As much stock as you can handle…then some more
We at blooom are occasionally asked why the recommended allocation from our proprietary glide-path includes (what seems to be) a rather heavy mix of stock funds over bond funds. Their question often stems from what I call the “Good Morning America” or “one-size-fits-all” allocation advice which carelessly recommends that you allocate the same percentage to bonds vs stocks as your current age. For example, if you are 33 years old – taking that advice for your 401k would mean you would allocate 33% to bonds within your portfolio. I am sorry, but when it comes to your 401k retirement savings – we think it is ludicrous for a 33 year-old (with possibly 25+ more years before retirement) to allocate 1/3 of their portfolio to an asset class that will most likely provide ZERO real return over the remainder of their working years.
Let me explain what I mean…but first, we need to frame our discussion around some factual, historical data (no opinions here). When most market historians look back at the market over time – it is common to reference the performance of the S&P 500, a broad mix of large US company stocks. Since 1928 through 2012 the average annual return of the S&P 500 has been a little better than 9%. Over that same time frame, the return of safe, short-term (3 month) US Treasury Bills has been about 3.5%. At first glance, the difference between these two may not appear that significant, but when we look at both of these from a another angle, the difference becomes massive. $100 invested in 3-month US Treasury bills back in 1928 would grow to be worth $1,971 by the end of 2012. But had you invested $100 in the S&P 500 back in 1928, it would have grown to be worth an astounding $193,219 by the end of 2012. That is one difference in bonds vs stocks.
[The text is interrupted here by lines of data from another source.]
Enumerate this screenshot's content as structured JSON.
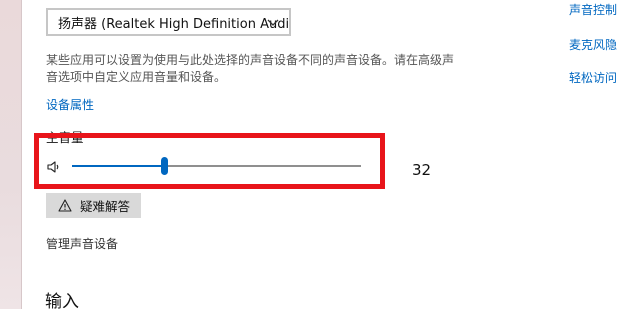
{
  "output": {
    "device_select_value": "扬声器 (Realtek High Definition Audi...",
    "description": "某些应用可以设置为使用与此处选择的声音设备不同的声音设备。请在高级声音选项中自定义应用音量和设备。",
    "device_properties_link": "设备属性",
    "master_volume_label": "主音量",
    "volume_value": "32",
    "volume_level_percent": 32,
    "troubleshoot_button": "疑难解答",
    "manage_devices_link": "管理声音设备"
  },
  "input": {
    "heading": "输入"
  },
  "related_links": [
    "声音控制",
    "麦克风隐",
    "轻松访问"
  ],
  "colors": {
    "accent": "#0067c0",
    "highlight_box": "#e8141a"
  },
  "icons": [
    "chevron-down-icon",
    "speaker-icon",
    "warning-icon"
  ]
}
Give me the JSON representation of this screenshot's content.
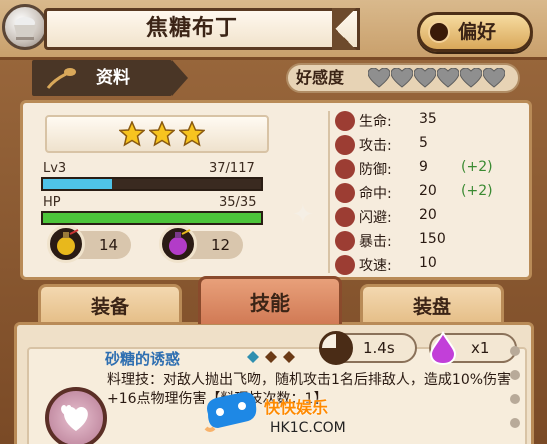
{
  "header": {
    "title": "焦糖布丁",
    "favorite_label": "偏好"
  },
  "info_tab": {
    "label": "资料"
  },
  "affinity": {
    "label": "好感度",
    "hearts_total": 6,
    "hearts_filled": 0
  },
  "character": {
    "stars": 3,
    "level_label": "Lv3",
    "exp_text": "37/117",
    "exp_fraction": 0.316,
    "hp_label": "HP",
    "hp_text": "35/35",
    "hp_fraction": 1.0,
    "resources": [
      {
        "icon": "potion-yellow-icon",
        "value": "14"
      },
      {
        "icon": "potion-purple-icon",
        "value": "12"
      }
    ]
  },
  "stats": [
    {
      "icon": "heart-icon",
      "name": "生命:",
      "value": "35",
      "bonus": ""
    },
    {
      "icon": "attack-icon",
      "name": "攻击:",
      "value": "5",
      "bonus": ""
    },
    {
      "icon": "shield-icon",
      "name": "防御:",
      "value": "9",
      "bonus": "(+2)"
    },
    {
      "icon": "crosshair-icon",
      "name": "命中:",
      "value": "20",
      "bonus": "(+2)"
    },
    {
      "icon": "dodge-icon",
      "name": "闪避:",
      "value": "20",
      "bonus": ""
    },
    {
      "icon": "crit-icon",
      "name": "暴击:",
      "value": "150",
      "bonus": ""
    },
    {
      "icon": "speed-icon",
      "name": "攻速:",
      "value": "10",
      "bonus": ""
    }
  ],
  "tabs": [
    {
      "label": "装备",
      "active": false
    },
    {
      "label": "技能",
      "active": true
    },
    {
      "label": "装盘",
      "active": false
    }
  ],
  "skill": {
    "name": "砂糖的诱惑",
    "cooldown": "1.4s",
    "cost": "x1",
    "description": "料理技：对敌人抛出飞吻，随机攻击1名后排敌人，造成10%伤害+16点物理伤害【料理技次数：1】"
  },
  "watermark": {
    "text": "快快娱乐",
    "url": "HK1C.COM"
  },
  "colors": {
    "exp_bar": "#4fc3e8",
    "hp_bar": "#4cc43a",
    "skill_name": "#2f6fb1",
    "bonus": "#3a8a32"
  }
}
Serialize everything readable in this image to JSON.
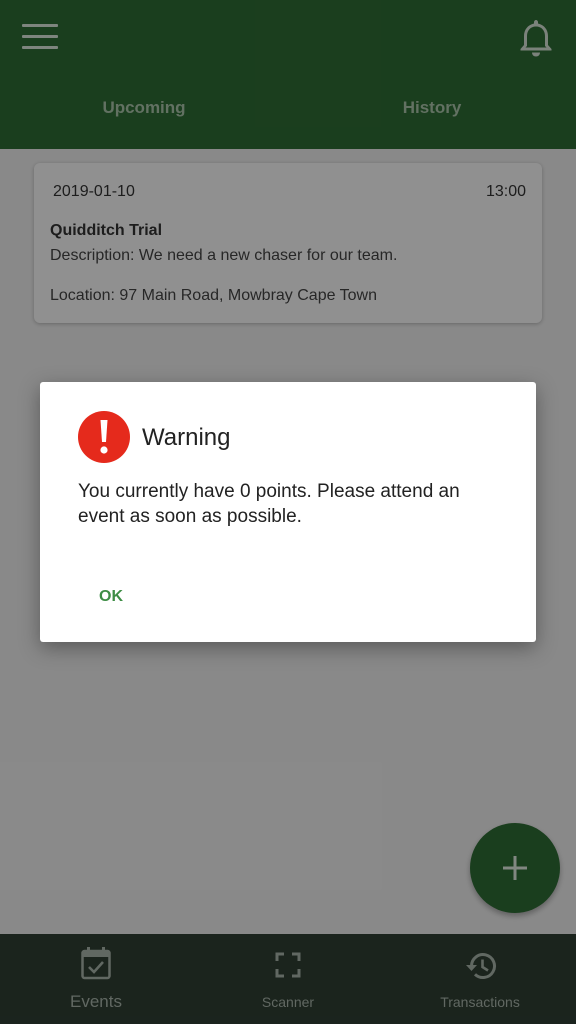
{
  "colors": {
    "primary": "#2e6b34",
    "bottom_nav": "#2f3e33",
    "warning_red": "#e52a1c",
    "ok_text": "#3e8d45"
  },
  "header": {
    "menu_icon": "hamburger-menu-icon",
    "notification_icon": "bell-icon",
    "tabs": [
      {
        "label": "Upcoming"
      },
      {
        "label": "History"
      }
    ]
  },
  "event_card": {
    "date": "2019-01-10",
    "time": "13:00",
    "title": "Quidditch Trial",
    "description": "Description: We need a new chaser for our team.",
    "location": "Location: 97 Main Road, Mowbray Cape Town"
  },
  "fab": {
    "icon": "plus-icon"
  },
  "bottom_nav": {
    "items": [
      {
        "label": "Events",
        "icon": "calendar-check-icon"
      },
      {
        "label": "Scanner",
        "icon": "scan-frame-icon"
      },
      {
        "label": "Transactions",
        "icon": "history-icon"
      }
    ]
  },
  "dialog": {
    "icon": "warning-exclamation-icon",
    "title": "Warning",
    "message": "You currently have 0 points. Please attend an event as soon as possible.",
    "ok_label": "OK"
  }
}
Now granted, that $100 invested into stocks would have taken you on a pretty wild ride of ups and downs over the past 84 years whereas the investment into 3-month treasury bills would have bored you to sleep with consistent (albeit small) returns year after year. But if you don’t need to access any of that $100 investment for a long time (like your 401k for retirement for example) should the ups and downs of the stock market really affect you? We think not. This is precisely the attitude all young people should have concerning their 401ks. This is money that is intended for that glorious day in the future when you can smash your alarm clock for good. Endure the temporary downs so you can be around long enough to reap the rewards of the permanent ups. Your future retirement lifestyle thanks you!